**Directions**
Needed from the entries below: every line that holds the word "will".

--- START ---

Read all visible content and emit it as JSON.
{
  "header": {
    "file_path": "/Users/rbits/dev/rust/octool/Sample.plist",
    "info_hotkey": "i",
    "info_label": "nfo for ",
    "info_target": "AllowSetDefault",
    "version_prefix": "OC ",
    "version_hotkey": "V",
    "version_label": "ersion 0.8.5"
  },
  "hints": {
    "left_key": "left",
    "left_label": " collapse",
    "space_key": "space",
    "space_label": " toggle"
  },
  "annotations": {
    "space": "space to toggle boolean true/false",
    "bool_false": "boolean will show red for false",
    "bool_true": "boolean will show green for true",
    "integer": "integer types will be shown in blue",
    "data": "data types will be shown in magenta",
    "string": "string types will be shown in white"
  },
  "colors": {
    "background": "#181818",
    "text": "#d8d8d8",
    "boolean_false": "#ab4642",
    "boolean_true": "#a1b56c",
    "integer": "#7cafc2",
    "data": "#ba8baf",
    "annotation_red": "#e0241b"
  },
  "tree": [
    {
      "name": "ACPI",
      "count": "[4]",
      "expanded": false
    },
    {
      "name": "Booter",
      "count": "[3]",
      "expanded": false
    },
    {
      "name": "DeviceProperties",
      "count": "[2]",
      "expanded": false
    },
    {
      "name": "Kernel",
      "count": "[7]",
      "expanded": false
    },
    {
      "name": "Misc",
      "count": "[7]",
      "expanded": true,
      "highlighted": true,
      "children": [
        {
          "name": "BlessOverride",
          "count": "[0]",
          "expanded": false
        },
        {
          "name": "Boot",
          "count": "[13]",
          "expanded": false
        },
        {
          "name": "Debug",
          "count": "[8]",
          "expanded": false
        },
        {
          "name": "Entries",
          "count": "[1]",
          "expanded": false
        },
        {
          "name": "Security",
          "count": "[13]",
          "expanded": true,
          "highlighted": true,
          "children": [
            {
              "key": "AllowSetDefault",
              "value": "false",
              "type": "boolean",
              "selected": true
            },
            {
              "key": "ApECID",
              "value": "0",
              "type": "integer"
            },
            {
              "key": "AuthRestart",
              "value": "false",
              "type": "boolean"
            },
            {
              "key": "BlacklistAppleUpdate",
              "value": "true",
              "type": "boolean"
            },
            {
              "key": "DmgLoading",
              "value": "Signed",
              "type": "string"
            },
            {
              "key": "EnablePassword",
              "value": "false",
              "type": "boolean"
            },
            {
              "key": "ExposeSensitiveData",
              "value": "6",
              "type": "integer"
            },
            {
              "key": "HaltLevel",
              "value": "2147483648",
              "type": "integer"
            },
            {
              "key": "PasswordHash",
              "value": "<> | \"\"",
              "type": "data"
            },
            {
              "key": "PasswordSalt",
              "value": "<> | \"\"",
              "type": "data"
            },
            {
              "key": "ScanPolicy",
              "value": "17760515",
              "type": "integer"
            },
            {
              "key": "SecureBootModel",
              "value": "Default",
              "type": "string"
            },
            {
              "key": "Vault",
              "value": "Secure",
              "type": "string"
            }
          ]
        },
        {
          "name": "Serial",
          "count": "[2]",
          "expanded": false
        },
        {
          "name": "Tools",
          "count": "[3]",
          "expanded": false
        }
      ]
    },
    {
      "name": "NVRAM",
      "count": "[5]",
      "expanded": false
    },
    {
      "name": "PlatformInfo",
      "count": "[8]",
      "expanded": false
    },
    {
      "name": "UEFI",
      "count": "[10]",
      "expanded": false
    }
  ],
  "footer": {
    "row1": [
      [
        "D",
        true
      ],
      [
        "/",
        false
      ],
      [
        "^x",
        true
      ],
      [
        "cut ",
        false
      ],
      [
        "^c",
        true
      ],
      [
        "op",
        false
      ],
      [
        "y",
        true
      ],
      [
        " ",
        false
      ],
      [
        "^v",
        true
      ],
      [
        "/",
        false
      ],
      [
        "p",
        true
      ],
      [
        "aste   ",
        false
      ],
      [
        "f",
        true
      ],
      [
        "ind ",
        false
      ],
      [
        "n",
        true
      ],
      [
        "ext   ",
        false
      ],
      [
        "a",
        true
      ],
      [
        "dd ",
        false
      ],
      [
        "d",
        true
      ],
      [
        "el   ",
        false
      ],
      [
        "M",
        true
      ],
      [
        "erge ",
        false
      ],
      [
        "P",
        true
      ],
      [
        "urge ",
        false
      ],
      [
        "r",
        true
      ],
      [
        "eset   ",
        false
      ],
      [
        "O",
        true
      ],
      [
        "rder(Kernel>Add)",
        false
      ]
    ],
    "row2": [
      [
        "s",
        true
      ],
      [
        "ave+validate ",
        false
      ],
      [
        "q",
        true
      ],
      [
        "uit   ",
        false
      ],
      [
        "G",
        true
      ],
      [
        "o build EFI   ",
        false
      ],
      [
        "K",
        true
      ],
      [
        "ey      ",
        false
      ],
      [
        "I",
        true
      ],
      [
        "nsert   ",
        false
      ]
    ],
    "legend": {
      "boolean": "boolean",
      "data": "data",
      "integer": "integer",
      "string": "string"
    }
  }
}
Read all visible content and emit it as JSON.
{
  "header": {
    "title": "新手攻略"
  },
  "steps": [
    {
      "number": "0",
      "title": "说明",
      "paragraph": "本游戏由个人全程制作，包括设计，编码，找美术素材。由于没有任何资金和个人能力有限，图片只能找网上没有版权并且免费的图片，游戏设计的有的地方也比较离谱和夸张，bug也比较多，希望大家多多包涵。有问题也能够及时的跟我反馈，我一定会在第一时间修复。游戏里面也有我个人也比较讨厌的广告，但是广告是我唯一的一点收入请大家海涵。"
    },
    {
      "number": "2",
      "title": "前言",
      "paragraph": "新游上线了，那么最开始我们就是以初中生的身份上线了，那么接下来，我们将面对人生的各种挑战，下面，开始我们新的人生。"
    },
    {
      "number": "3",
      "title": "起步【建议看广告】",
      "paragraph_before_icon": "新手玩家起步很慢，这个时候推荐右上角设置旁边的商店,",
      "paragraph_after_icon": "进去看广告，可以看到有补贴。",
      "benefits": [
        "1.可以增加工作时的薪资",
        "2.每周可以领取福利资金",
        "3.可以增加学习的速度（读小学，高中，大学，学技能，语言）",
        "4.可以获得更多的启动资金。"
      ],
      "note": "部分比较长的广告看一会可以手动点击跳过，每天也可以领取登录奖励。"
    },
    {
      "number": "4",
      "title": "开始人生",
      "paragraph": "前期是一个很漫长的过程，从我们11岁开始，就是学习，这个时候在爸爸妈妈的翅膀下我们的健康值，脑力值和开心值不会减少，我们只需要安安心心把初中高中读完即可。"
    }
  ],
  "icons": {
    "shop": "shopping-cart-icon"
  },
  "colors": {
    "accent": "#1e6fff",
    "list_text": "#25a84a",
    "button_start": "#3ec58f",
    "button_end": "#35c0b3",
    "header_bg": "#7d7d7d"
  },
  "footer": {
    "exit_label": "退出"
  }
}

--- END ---

**Written response**
    "bool_false": "boolean will show red for false",
    "bool_true": "boolean will show green for true",
    "integer": "integer types will be shown in blue",
    "data": "data types will be shown in magenta",
    "string": "string types will be shown in white"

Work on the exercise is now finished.